A Four Corners resident at work.

A Four Corners resident at work. Hannah Rodden

Before Four Corners, the Youngs were house parents at a Methodist children’s home in Waco, Texas, but felt it was too big, too institutionalized. So the Youngs searched for a more intimate, homelike setting, and soon found themselves road-tripping to the Navajo Ministries campus. There, they visited the warmly decorated children’s homes; watched geese, miniature horses, and llamas amble about on the little farm; and waved at children racing on their bikes. That same year, in 2013, the Youngs gave up health insurance and other enviable benefits at the Methodist home to “work a lot more hours here for less,” half-joked Cliff Young. “I didn’t have any gray in my beard when I first moved in.”

Even now, as the Youngs took a short break on their couch after the morning pandemonium, they each had one vigilant eye fixed on 4-year-old Thrice, an affectionate, chatty toddler who’s now best buddies with the Young’s 6-year-old son Max. The toddler had fallen sick yesterday, which is always alarming in a house full of boys. Even though house parents get a couple of days off per week, their work never stops. At one point, the Youngs’ full brood included four toddlers in diapers—that’s 12 diaper changes a day on very little sleep.

Most house parents around the United States last only six months on the job, but the Youngs have served four years at Four Corners and plan to stay at least six more years so they can watch their oldest boys graduate high school. “It’s not a job to us,” said Kristine Young, who was once also a foster child. “It’s a calling. … God loves them, just like we do. The kids have become our family.”
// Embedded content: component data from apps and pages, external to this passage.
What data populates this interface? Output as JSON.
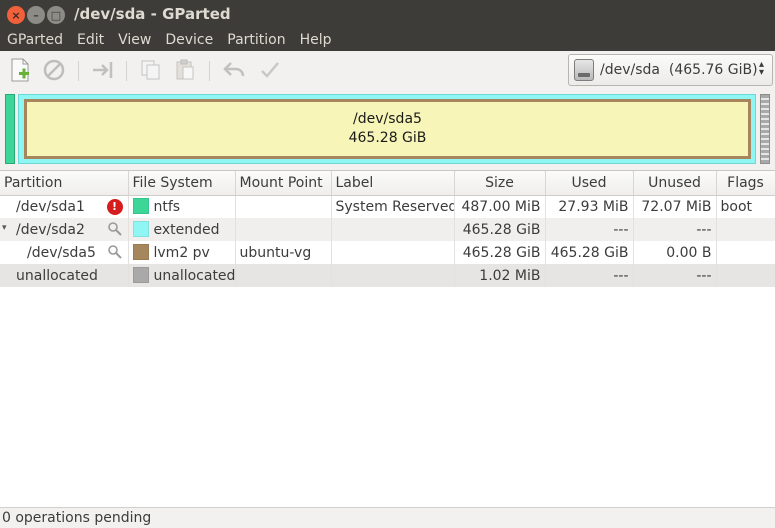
{
  "window": {
    "title": "/dev/sda - GParted",
    "close_glyph": "×",
    "minimize_glyph": "–",
    "maximize_glyph": "□"
  },
  "menu": [
    "GParted",
    "Edit",
    "View",
    "Device",
    "Partition",
    "Help"
  ],
  "toolbar": {
    "icons": [
      "new-partition-icon",
      "delete-icon",
      "resize-move-icon",
      "copy-icon",
      "paste-icon",
      "undo-icon",
      "apply-icon"
    ],
    "device_label": "/dev/sda  (465.76 GiB)"
  },
  "disk_map": {
    "partition_name": "/dev/sda5",
    "partition_size": "465.28 GiB",
    "colors": {
      "ntfs": "#3dd699",
      "extended": "#8ff6f4",
      "lvm2": "#a5865d",
      "unallocated": "#a9a9a9"
    }
  },
  "table": {
    "columns": [
      "Partition",
      "File System",
      "Mount Point",
      "Label",
      "Size",
      "Used",
      "Unused",
      "Flags"
    ],
    "rows": [
      {
        "partition": "/dev/sda1",
        "status_icon": "warning-icon",
        "status_glyph": "!",
        "fs_color": "#3dd699",
        "fs": "ntfs",
        "mount": "",
        "label": "System Reserved",
        "size": "487.00 MiB",
        "used": "27.93 MiB",
        "unused": "72.07 MiB",
        "flags": "boot"
      },
      {
        "partition": "/dev/sda2",
        "status_icon": "key-icon",
        "status_glyph": "🔍",
        "fs_color": "#8ff6f4",
        "fs": "extended",
        "mount": "",
        "label": "",
        "size": "465.28 GiB",
        "used": "---",
        "unused": "---",
        "flags": "",
        "expander": "▾"
      },
      {
        "partition": "/dev/sda5",
        "status_icon": "key-icon",
        "status_glyph": "🔍",
        "fs_color": "#a5865d",
        "fs": "lvm2 pv",
        "mount": "ubuntu-vg",
        "label": "",
        "size": "465.28 GiB",
        "used": "465.28 GiB",
        "unused": "0.00 B",
        "flags": ""
      },
      {
        "partition": "unallocated",
        "status_icon": "",
        "status_glyph": "",
        "fs_color": "#a9a9a9",
        "fs": "unallocated",
        "mount": "",
        "label": "",
        "size": "1.02 MiB",
        "used": "---",
        "unused": "---",
        "flags": ""
      }
    ]
  },
  "status": "0 operations pending"
}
Money box

Fiscal year 2016 revenue: $1,253,943

Fiscal year 2016 expenses: $1,285,618

Net assets as of September 2016: $1,955,784

President’s salary: $56,233 with no benefits package

Staff: 16 full-time, 14 part-time

Fiscal 2017 budget: $1,191,880

Website: navajoministries.org

Listen to WORLD Radio’s profile of Navajo Ministries

Next in this series on the 2017 Hope Awards: Southeast Region winner Delta Streets Academy

Sophia Lee

Sophia is a former senior reporter for WORLD Magazine. She is a World Journalism Institute and University of Southern California graduate. Sophia resides in Los Angeles, Calif., with her husband.



Please wait while we load the latest comments...